Earlier this week police were deployed to Mamelodi â€” ostensibly as part of the controversial anti-crime Operation Fiela â€” to quell violence that had erupted as taxi drivers protested against bus operator Autopax taking over bus routes previously operated by Putco.
Police impounded more than 50 taxis whose operating permits had expired or were invalid. Taxis with no vehicle licence discs were also impounded, according to the Gauteng department of roads and transport.
Some drivers were found to have been driving without driverâ€™s licences, while others were on the road illegally, with fraudulent operating licences. Two firearms and drugs were also found.
Since Autopaxâ€™s scheduled changeover last week, several buses were stoned and five people were woundedâ€š one seriouslyâ€š when shots were fired at a Putco bus. Taxi operators want the provincial government to grant them rights to take over the operation of the routes discontinued by Putco.
South African National Taxi Council (Santaco) Gauteng chairman Ralph Jones said on Thursday that if the impounded taxis had not been released, there would have been “solidarity” through a provincial taxi “stay-away” â€” leaving Gauteng commuters stranded.

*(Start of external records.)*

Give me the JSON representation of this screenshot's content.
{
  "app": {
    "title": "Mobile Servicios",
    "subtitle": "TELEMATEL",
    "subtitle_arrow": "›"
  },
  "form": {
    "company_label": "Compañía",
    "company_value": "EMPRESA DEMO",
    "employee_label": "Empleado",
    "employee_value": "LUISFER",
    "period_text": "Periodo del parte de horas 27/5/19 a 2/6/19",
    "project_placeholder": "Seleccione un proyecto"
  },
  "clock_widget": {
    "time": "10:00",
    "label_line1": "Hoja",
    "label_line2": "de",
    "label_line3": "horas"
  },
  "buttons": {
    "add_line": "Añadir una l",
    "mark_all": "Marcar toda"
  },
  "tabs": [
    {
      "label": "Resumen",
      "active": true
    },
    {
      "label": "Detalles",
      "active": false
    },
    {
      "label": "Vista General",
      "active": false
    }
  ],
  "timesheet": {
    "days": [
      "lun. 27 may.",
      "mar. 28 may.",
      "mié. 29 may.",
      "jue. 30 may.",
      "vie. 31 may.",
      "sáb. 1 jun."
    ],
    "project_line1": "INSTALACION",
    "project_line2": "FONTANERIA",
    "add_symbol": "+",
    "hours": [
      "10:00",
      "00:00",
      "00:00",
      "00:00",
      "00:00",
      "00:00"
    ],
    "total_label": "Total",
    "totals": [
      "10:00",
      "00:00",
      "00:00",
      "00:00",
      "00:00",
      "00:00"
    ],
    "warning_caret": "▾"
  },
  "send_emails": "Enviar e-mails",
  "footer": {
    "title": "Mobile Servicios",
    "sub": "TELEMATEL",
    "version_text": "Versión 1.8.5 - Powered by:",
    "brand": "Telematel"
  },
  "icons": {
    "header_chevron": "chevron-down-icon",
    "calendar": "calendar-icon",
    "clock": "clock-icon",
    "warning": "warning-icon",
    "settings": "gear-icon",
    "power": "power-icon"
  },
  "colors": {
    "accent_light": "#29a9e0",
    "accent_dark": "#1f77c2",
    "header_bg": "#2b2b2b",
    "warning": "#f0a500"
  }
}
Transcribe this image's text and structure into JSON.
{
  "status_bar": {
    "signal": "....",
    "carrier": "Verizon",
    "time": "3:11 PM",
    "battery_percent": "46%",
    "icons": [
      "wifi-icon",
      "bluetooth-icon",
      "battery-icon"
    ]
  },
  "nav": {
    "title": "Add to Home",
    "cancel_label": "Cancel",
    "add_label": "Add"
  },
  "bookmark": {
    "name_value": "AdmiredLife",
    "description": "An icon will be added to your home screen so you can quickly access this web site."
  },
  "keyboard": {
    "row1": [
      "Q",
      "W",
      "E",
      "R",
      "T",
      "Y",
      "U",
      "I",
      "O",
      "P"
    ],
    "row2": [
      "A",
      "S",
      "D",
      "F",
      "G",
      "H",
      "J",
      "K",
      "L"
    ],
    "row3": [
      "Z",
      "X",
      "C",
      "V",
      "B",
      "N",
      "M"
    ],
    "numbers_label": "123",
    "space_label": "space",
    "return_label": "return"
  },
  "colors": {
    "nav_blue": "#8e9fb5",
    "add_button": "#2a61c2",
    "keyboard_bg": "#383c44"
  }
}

However, the police began releasing impounded vehicles following talks with taxi association chairpersons, he said.
Earlier in the day, Gauteng MEC for roads and transport Ismael Vadi said the government had done nothing wrong by impounding taxis in Mamelodi. He said the industry could not say it was being unfairly punished as the vehicles could have been impounded in a normal road block anyway.
Mr Vadi said the taxi industry could not “hold a gun” to governmentâ€™s head and demand contracts.
It would be unlawful for contracts to be set aside specifically for the taxi industry, he said.
Mr Vadi said that while he felt for the taxi industry, which had been crying for subsidies since 1994, there was no funding available in the provincial budget for this.
“It canâ€™t be a demand. There are certain logical constraints and there isnâ€™t unlimited financing,” he said.
The MEC said his department would soon begin an open tender process for the routes discontinued by Putco as Autopax was an interim until the end of September.